-- Action item --
The answer should be a single number: how many lines of the entries below hold the word "folder".

-- Records for the exercise --
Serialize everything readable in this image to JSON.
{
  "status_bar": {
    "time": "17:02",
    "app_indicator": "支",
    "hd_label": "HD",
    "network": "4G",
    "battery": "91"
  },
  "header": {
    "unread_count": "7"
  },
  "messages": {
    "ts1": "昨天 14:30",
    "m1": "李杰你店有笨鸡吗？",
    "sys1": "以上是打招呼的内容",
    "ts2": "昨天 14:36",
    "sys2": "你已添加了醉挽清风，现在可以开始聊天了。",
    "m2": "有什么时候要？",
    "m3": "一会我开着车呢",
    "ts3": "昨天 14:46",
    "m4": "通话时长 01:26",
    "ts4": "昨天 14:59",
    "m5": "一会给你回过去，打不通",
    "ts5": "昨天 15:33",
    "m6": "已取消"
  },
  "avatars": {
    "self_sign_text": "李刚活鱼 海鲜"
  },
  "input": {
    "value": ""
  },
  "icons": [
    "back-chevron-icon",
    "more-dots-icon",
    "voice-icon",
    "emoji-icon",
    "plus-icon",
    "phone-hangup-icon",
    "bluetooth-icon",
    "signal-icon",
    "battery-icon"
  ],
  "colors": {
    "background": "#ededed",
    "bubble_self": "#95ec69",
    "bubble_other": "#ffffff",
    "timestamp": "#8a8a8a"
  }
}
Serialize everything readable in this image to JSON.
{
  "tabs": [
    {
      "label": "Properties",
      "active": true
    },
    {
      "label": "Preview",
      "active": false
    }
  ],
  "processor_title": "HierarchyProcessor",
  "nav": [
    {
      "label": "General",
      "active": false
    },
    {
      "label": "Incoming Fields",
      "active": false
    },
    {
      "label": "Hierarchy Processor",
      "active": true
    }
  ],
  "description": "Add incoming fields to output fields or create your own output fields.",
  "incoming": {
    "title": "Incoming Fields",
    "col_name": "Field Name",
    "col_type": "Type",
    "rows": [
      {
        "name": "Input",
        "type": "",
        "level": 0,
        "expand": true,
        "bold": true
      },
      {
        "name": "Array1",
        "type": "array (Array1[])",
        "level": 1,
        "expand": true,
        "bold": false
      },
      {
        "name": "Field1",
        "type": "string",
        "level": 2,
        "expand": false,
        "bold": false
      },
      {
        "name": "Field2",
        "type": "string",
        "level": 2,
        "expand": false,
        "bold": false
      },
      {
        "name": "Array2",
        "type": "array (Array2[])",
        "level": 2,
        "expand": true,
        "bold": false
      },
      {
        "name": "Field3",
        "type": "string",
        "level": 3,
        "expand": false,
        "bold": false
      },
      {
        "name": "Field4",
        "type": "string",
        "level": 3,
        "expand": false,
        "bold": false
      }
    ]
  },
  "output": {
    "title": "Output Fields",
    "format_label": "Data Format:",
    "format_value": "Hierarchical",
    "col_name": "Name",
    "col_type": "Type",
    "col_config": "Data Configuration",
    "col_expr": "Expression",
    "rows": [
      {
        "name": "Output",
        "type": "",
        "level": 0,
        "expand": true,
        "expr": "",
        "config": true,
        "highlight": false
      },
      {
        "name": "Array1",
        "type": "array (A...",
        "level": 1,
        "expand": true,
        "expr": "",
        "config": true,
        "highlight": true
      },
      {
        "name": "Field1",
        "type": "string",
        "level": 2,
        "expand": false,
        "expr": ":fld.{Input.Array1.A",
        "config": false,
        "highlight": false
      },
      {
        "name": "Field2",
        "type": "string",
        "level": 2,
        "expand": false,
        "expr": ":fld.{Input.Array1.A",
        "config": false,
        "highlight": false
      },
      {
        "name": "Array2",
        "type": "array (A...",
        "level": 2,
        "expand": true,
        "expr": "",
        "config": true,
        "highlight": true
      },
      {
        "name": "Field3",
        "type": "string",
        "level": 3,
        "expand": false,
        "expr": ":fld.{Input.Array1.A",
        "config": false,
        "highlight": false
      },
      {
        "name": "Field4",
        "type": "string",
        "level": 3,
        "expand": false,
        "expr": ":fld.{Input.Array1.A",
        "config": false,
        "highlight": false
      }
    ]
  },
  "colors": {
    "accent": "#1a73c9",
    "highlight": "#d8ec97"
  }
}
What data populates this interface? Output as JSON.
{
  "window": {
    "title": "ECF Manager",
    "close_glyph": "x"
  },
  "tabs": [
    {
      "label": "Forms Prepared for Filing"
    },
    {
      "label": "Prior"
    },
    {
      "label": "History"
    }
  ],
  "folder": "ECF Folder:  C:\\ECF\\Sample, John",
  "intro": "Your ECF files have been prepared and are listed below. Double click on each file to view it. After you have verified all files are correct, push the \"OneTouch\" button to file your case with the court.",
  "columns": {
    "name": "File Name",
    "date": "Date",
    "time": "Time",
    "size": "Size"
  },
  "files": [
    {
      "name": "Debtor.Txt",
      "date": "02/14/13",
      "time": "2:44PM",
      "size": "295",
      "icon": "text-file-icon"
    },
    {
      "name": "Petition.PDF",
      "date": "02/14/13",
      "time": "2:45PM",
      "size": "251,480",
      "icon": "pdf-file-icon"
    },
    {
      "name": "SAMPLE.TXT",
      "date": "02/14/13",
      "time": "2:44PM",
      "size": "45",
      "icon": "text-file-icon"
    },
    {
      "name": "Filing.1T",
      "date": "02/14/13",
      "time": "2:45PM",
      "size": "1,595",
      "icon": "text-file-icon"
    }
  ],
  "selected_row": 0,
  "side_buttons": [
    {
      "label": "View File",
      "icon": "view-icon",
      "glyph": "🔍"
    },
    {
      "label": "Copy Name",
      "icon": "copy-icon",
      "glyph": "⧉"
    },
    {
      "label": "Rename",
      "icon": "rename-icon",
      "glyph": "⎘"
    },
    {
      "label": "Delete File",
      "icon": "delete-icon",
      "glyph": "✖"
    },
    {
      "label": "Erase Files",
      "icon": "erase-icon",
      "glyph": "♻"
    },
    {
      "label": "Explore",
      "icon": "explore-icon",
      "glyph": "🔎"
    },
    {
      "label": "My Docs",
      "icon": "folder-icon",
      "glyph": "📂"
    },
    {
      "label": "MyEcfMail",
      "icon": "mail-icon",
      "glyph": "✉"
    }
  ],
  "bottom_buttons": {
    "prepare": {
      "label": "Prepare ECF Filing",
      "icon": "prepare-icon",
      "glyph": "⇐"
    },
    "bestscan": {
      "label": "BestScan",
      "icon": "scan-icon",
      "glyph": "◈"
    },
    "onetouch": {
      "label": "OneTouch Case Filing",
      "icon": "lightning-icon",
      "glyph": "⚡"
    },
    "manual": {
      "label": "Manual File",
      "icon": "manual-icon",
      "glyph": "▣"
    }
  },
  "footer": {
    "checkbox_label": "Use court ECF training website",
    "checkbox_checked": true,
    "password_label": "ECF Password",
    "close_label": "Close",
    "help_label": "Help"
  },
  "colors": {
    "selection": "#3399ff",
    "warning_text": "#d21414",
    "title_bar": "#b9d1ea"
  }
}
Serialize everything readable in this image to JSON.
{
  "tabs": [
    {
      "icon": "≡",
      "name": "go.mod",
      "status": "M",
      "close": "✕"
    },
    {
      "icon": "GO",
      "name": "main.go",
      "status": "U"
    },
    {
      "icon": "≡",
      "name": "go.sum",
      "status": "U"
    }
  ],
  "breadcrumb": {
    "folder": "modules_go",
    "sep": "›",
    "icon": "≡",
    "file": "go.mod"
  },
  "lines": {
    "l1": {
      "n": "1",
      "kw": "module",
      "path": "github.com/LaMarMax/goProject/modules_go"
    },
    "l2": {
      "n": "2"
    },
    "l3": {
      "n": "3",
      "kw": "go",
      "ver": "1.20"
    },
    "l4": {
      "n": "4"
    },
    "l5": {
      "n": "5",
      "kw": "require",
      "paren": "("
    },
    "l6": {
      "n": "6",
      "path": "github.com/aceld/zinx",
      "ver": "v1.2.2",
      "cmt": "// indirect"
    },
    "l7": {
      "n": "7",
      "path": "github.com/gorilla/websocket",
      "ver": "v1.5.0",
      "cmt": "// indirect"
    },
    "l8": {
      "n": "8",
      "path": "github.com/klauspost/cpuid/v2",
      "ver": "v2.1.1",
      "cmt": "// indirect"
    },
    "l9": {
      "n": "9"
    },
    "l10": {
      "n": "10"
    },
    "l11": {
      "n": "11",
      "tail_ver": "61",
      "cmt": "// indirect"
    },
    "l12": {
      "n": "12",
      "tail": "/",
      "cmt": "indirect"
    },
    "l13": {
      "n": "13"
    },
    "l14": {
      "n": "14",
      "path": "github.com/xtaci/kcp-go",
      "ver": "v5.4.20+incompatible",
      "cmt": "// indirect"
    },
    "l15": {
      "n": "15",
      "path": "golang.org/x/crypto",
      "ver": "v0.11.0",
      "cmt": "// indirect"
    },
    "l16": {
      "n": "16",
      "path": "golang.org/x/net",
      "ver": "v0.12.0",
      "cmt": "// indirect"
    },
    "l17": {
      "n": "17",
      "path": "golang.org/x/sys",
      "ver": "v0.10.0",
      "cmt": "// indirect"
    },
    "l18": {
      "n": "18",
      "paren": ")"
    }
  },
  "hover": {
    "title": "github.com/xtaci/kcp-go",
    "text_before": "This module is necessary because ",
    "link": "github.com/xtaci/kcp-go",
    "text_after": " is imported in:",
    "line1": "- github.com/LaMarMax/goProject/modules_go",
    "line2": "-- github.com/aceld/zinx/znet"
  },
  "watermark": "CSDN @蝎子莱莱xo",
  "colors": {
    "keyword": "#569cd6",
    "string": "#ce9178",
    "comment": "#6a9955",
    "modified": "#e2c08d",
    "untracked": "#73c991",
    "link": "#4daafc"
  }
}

-- Written answer --
3